Will Leavitt; Ballantine 70th: pullout section
David Ballantine
Other family members involved

Two other family members either have been or are involved. Will Leavitt, who lives in Fort Worth, Texas, was a former board member before his sister Sarah, and David Ballantine, brother of Christopher, is a company shareholder living in Los Angeles.

Directory Plus a success story

A significant financial component of Ballantine Communications has been its now 39-year-old Directory Plus, more local content, lower cost telephone books that have successfully competed with the national (or international) utility company directories.

Beginning in 1983 for Southwest Colorado and in 1984 for San Juan County, New Mexico, and later for central and southern New Mexico, Directory Plus shows that local ownership with local content and closer relationships with advertisers has value.

Even at a time of extensive digital resources, “The Red Book” as it’s popularly known, has numerous regular users. Yellow page advertising is still known to reflect experienced, reliable, often long-lived, retailers and service providers.

Directory Plus sales, production and marketing staff members do an excellent job.

Not everything proved successful

Not all of The Durango Herald’s initiatives have been successful. Between 1958 and 1960, the Herald published a newspaper for Montezuma County to the west and titled its Sunday paper The Durango-Cortez Herald.

Even with content from Montezuma County, the locally published Cortez papers were favored instead and the effort was ended.

Three weekly newspapers were closed in the 2000s, in Dolores, Mancos and Bayfield. That was painful, but production costs exceeded revenue. Content from those towns was added to the Cortez and Durango papers.

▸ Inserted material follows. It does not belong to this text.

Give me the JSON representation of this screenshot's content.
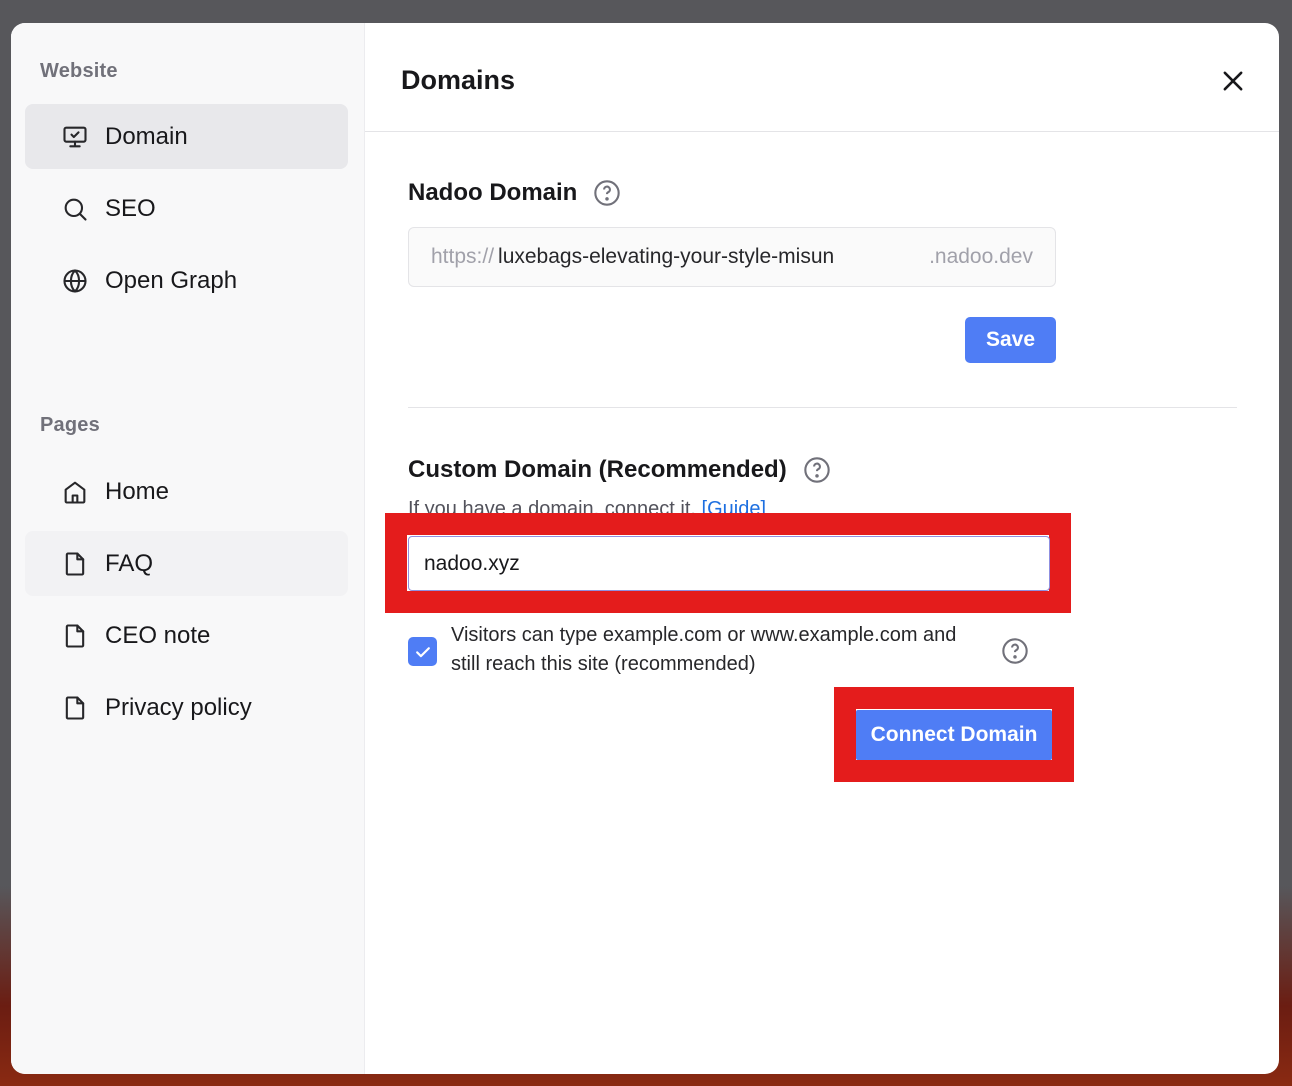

And with the purchase of the Cortez newspapers from Russ Brown in 1999, the Herald constructed a quality printing plant and newspaper office across the street from Cortez’s popular Parque de Vida.

With a decline in advertising revenue, a little more than a decade later that investment was proving to be uneconomical and printing was moved to the Daily Times in Farmington. That was a loss of jobs in Cortez, but the city of Cortez is making good use of the building as home to most of its administrative departments.